A permitted development fallback position can be afforded significant weight within Green Belt assessments if the agent can demonstrate a workable fallback position which can achieve the same level of accommodation as proposed by the development. In this case the dwelling has no permitted development rights therefore the agent is unable demonstrate a permitted development fallback position. It is further noted that any works allowed under permitted development would be restricted and would have to have a height lesser or equal to the existing eaves and ridge height.

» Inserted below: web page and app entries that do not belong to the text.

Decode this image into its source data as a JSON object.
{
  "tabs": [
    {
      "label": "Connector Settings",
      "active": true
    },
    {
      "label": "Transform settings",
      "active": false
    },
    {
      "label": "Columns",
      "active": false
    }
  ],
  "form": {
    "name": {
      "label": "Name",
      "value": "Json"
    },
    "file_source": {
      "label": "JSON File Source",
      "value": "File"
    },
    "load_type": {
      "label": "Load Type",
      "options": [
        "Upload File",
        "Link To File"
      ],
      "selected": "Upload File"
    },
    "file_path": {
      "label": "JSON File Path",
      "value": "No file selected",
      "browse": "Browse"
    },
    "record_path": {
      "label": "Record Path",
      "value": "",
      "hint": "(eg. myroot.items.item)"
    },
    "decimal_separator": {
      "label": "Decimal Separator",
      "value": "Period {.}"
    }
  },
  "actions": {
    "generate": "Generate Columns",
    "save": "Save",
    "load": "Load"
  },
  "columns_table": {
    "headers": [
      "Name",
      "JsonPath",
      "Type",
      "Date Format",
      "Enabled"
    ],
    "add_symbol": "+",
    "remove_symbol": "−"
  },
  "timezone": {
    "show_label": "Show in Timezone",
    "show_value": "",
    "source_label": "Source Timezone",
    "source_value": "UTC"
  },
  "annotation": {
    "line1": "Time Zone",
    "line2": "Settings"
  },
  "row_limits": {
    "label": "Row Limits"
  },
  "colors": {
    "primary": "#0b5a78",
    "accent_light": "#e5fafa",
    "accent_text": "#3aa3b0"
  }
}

The revised plans have set the proposed replacement dwelling into the site by approximately 1.5m. This design has been assessed above and it is accepted that the proposal would result in a reduced visual height of the dwelling within the landscape.. The lower levels of the dwelling are not subterranean and the openings are still visible. As such, it is appropriate to consider the additional floorspace and bulk of the proposal. The revised sunken design is not considered to be unique to represent ‘very special circumstances’.

Having regard to the above, I do not consider that the circumstances put forward would outweigh the harm of the development on the openness of the Green Belt.

In the absence of any ‘very special circumstances’to outweigh the harm of the ‘materially larger’ replacement dwelling on the openess of the Green Belt, the development is contrary to paragraphs 87, 88 and 89 of the NPPF.

Character of the area

The application site lies within open countryside. Policies CTY.1, DEV.1 and PR.1 seek to ensure that development respects the character of the area and with CTY.1 expanding to include the resources of the countryside. The NPPF also seeks to ensure developments are of a high quality design (paragraph 56) and recognise the intrinsic beauty of the countryside (paragraph 17).

Development follows a ribbon form along Penn Lane with dwellings set back from the road in a variety of designs, sizes and ages. The materials within the area include render, brick and tile with clusters of dwellings with similar design features set together along the road. Dwellings include both single storey and two storey properties.

Hardwood House was originally ancillary stables to Forge End and therefore its position is set behind Penn Lane and its design is single storey and simple due to is origins as a stable building. Hardwood House therefore does not form part of the linear form of Penn Lane and does not have the same direct relationship with the streetscene that neighbouring properties have. Notwithstanding this, the application site is still visible fromthe public right of way and from Penn Lane when travelling eastwards.

The proposal is a replacement dwelling within the garden land of the existing property. I consider that the design and materials of the proposed dwelling and detached garage to be sympathetic to the mixed character of the area. I consider it reasonable to apply conditions to ensure a satisfactory appearance.